====== Material shown

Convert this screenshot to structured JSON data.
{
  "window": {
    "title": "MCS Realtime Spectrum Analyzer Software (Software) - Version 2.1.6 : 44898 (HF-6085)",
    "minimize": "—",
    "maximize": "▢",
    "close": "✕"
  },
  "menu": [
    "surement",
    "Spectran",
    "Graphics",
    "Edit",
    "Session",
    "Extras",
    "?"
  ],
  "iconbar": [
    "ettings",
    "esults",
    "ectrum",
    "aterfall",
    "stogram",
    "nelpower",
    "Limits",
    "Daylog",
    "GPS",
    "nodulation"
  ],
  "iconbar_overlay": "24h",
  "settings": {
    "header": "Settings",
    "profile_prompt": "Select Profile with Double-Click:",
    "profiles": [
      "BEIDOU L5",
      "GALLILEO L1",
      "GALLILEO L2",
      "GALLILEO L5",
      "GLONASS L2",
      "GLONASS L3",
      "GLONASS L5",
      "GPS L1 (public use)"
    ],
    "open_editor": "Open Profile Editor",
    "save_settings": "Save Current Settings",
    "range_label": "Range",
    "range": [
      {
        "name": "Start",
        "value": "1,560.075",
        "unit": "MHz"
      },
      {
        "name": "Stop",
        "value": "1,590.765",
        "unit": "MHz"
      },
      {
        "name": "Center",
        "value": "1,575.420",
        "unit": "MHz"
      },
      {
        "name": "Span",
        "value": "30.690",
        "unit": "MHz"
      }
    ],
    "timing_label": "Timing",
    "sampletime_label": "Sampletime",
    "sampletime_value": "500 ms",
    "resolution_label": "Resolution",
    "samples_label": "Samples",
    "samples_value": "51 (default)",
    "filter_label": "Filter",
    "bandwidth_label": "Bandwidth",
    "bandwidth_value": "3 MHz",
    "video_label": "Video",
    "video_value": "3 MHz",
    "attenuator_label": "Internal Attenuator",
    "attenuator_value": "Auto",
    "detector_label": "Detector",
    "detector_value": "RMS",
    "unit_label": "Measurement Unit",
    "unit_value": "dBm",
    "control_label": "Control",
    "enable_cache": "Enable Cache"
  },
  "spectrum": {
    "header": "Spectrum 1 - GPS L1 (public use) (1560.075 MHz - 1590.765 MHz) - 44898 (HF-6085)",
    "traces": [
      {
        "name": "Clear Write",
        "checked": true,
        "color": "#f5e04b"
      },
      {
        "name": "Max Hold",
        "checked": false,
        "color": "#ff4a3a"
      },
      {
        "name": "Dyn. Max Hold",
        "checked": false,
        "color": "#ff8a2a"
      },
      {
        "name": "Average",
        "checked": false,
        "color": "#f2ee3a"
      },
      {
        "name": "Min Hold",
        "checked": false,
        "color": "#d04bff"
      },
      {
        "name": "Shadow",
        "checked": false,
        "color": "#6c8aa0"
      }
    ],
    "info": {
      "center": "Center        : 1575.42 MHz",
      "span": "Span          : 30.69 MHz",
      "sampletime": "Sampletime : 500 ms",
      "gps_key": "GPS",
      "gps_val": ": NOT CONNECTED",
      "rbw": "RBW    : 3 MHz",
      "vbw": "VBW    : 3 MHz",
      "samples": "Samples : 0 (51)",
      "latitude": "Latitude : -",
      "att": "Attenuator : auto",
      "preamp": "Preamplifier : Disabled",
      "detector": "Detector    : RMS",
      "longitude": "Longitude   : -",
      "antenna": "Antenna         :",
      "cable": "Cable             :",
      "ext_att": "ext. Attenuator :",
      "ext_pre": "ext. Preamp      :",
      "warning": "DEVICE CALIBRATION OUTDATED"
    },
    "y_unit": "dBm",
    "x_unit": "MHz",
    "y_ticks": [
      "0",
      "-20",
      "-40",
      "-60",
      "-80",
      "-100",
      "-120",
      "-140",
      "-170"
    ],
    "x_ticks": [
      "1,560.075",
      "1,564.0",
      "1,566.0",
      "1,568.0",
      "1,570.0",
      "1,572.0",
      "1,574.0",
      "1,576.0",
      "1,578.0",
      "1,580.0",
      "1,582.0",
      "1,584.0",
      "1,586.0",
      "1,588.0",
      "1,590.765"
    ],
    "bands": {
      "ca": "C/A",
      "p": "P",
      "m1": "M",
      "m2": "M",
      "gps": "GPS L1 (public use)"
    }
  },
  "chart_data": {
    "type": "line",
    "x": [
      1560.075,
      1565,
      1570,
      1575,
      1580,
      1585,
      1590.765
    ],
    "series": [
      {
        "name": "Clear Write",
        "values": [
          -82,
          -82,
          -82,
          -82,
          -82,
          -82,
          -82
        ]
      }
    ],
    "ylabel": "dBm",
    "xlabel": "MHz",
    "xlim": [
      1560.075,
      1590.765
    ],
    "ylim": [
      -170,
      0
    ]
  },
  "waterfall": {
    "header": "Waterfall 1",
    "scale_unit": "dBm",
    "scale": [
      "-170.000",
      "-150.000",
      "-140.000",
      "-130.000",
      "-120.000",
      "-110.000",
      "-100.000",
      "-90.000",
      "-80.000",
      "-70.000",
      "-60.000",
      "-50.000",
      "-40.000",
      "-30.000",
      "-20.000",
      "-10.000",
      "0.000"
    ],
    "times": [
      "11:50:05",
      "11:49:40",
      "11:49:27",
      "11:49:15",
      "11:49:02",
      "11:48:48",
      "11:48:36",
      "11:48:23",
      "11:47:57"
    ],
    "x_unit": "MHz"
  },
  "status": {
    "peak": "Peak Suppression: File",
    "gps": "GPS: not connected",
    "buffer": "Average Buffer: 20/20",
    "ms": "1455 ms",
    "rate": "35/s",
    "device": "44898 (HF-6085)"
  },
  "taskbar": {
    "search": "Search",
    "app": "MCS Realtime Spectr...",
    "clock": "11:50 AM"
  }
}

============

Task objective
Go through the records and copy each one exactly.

Answer to this exercise
Convert this screenshot to structured JSON data.
{
  "window": {
    "title": "MCS Realtime Spectrum Analyzer Software (Software) - Version 2.1.6 : 44898 (HF-6085)",
    "minimize": "—",
    "maximize": "▢",
    "close": "✕"
  },
  "menu": [
    "surement",
    "Spectran",
    "Graphics",
    "Edit",
    "Session",
    "Extras",
    "?"
  ],
  "iconbar": [
    "ettings",
    "esults",
    "ectrum",
    "aterfall",
    "stogram",
    "nelpower",
    "Limits",
    "Daylog",
    "GPS",
    "nodulation"
  ],
  "iconbar_overlay": "24h",
  "settings": {
    "header": "Settings",
    "profile_prompt": "Select Profile with Double-Click:",
    "profiles": [
      "BEIDOU L5",
      "GALLILEO L1",
      "GALLILEO L2",
      "GALLILEO L5",
      "GLONASS L2",
      "GLONASS L3",
      "GLONASS L5",
      "GPS L1 (public use)"
    ],
    "open_editor": "Open Profile Editor",
    "save_settings": "Save Current Settings",
    "range_label": "Range",
    "range": [
      {
        "name": "Start",
        "value": "1,560.075",
        "unit": "MHz"
      },
      {
        "name": "Stop",
        "value": "1,590.765",
        "unit": "MHz"
      },
      {
        "name": "Center",
        "value": "1,575.420",
        "unit": "MHz"
      },
      {
        "name": "Span",
        "value": "30.690",
        "unit": "MHz"
      }
    ],
    "timing_label": "Timing",
    "sampletime_label": "Sampletime",
    "sampletime_value": "500 ms",
    "resolution_label": "Resolution",
    "samples_label": "Samples",
    "samples_value": "51 (default)",
    "filter_label": "Filter",
    "bandwidth_label": "Bandwidth",
    "bandwidth_value": "3 MHz",
    "video_label": "Video",
    "video_value": "3 MHz",
    "attenuator_label": "Internal Attenuator",
    "attenuator_value": "Auto",
    "detector_label": "Detector",
    "detector_value": "RMS",
    "unit_label": "Measurement Unit",
    "unit_value": "dBm",
    "control_label": "Control",
    "enable_cache": "Enable Cache"
  },
  "spectrum": {
    "header": "Spectrum 1 - GPS L1 (public use) (1560.075 MHz - 1590.765 MHz) - 44898 (HF-6085)",
    "traces": [
      {
        "name": "Clear Write",
        "checked": true,
        "color": "#f5e04b"
      },
      {
        "name": "Max Hold",
        "checked": false,
        "color": "#ff4a3a"
      },
      {
        "name": "Dyn. Max Hold",
        "checked": false,
        "color": "#ff8a2a"
      },
      {
        "name": "Average",
        "checked": false,
        "color": "#f2ee3a"
      },
      {
        "name": "Min Hold",
        "checked": false,
        "color": "#d04bff"
      },
      {
        "name": "Shadow",
        "checked": false,
        "color": "#6c8aa0"
      }
    ],
    "info": {
      "center": "Center        : 1575.42 MHz",
      "span": "Span          : 30.69 MHz",
      "sampletime": "Sampletime : 500 ms",
      "gps_key": "GPS",
      "gps_val": ": NOT CONNECTED",
      "rbw": "RBW    : 3 MHz",
      "vbw": "VBW    : 3 MHz",
      "samples": "Samples : 0 (51)",
      "latitude": "Latitude : -",
      "att": "Attenuator : auto",
      "preamp": "Preamplifier : Disabled",
      "detector": "Detector    : RMS",
      "longitude": "Longitude   : -",
      "antenna": "Antenna         :",
      "cable": "Cable             :",
      "ext_att": "ext. Attenuator :",
      "ext_pre": "ext. Preamp      :",
      "warning": "DEVICE CALIBRATION OUTDATED"
    },
    "y_unit": "dBm",
    "x_unit": "MHz",
    "y_ticks": [
      "0",
      "-20",
      "-40",
      "-60",
      "-80",
      "-100",
      "-120",
      "-140",
      "-170"
    ],
    "x_ticks": [
      "1,560.075",
      "1,564.0",
      "1,566.0",
      "1,568.0",
      "1,570.0",
      "1,572.0",
      "1,574.0",
      "1,576.0",
      "1,578.0",
      "1,580.0",
      "1,582.0",
      "1,584.0",
      "1,586.0",
      "1,588.0",
      "1,590.765"
    ],
    "bands": {
      "ca": "C/A",
      "p": "P",
      "m1": "M",
      "m2": "M",
      "gps": "GPS L1 (public use)"
    }
  },
  "chart_data": {
    "type": "line",
    "x": [
      1560.075,
      1565,
      1570,
      1575,
      1580,
      1585,
      1590.765
    ],
    "series": [
      {
        "name": "Clear Write",
        "values": [
          -82,
          -82,
          -82,
          -82,
          -82,
          -82,
          -82
        ]
      }
    ],
    "ylabel": "dBm",
    "xlabel": "MHz",
    "xlim": [
      1560.075,
      1590.765
    ],
    "ylim": [
      -170,
      0
    ]
  },
  "waterfall": {
    "header": "Waterfall 1",
    "scale_unit": "dBm",
    "scale": [
      "-170.000",
      "-150.000",
      "-140.000",
      "-130.000",
      "-120.000",
      "-110.000",
      "-100.000",
      "-90.000",
      "-80.000",
      "-70.000",
      "-60.000",
      "-50.000",
      "-40.000",
      "-30.000",
      "-20.000",
      "-10.000",
      "0.000"
    ],
    "times": [
      "11:50:05",
      "11:49:40",
      "11:49:27",
      "11:49:15",
      "11:49:02",
      "11:48:48",
      "11:48:36",
      "11:48:23",
      "11:47:57"
    ],
    "x_unit": "MHz"
  },
  "status": {
    "peak": "Peak Suppression: File",
    "gps": "GPS: not connected",
    "buffer": "Average Buffer: 20/20",
    "ms": "1455 ms",
    "rate": "35/s",
    "device": "44898 (HF-6085)"
  },
  "taskbar": {
    "search": "Search",
    "app": "MCS Realtime Spectr...",
    "clock": "11:50 AM"
  }
}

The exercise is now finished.